» Task statement: Return the whole listing, keeping every character the same.
Start of Block
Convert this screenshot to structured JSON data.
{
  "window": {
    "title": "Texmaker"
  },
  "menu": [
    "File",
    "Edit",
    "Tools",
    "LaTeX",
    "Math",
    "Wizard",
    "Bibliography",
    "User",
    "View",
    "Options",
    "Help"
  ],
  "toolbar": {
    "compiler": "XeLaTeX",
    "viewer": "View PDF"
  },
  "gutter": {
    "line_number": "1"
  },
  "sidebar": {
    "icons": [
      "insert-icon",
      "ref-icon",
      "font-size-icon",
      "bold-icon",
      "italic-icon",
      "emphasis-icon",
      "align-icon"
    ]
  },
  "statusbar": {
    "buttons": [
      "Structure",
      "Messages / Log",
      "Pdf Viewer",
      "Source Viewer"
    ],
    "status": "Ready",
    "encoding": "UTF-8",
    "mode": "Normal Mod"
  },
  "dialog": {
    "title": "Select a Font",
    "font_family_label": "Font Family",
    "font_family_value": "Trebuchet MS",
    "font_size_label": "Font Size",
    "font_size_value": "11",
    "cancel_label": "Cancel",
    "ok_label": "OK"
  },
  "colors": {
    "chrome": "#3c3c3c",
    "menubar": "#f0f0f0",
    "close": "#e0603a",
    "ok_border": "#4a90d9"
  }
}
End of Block
» Output for this exercise:
Convert this screenshot to structured JSON data.
{
  "window": {
    "title": "Texmaker"
  },
  "menu": [
    "File",
    "Edit",
    "Tools",
    "LaTeX",
    "Math",
    "Wizard",
    "Bibliography",
    "User",
    "View",
    "Options",
    "Help"
  ],
  "toolbar": {
    "compiler": "XeLaTeX",
    "viewer": "View PDF"
  },
  "gutter": {
    "line_number": "1"
  },
  "sidebar": {
    "icons": [
      "insert-icon",
      "ref-icon",
      "font-size-icon",
      "bold-icon",
      "italic-icon",
      "emphasis-icon",
      "align-icon"
    ]
  },
  "statusbar": {
    "buttons": [
      "Structure",
      "Messages / Log",
      "Pdf Viewer",
      "Source Viewer"
    ],
    "status": "Ready",
    "encoding": "UTF-8",
    "mode": "Normal Mod"
  },
  "dialog": {
    "title": "Select a Font",
    "font_family_label": "Font Family",
    "font_family_value": "Trebuchet MS",
    "font_size_label": "Font Size",
    "font_size_value": "11",
    "cancel_label": "Cancel",
    "ok_label": "OK"
  },
  "colors": {
    "chrome": "#3c3c3c",
    "menubar": "#f0f0f0",
    "close": "#e0603a",
    "ok_border": "#4a90d9"
  }
}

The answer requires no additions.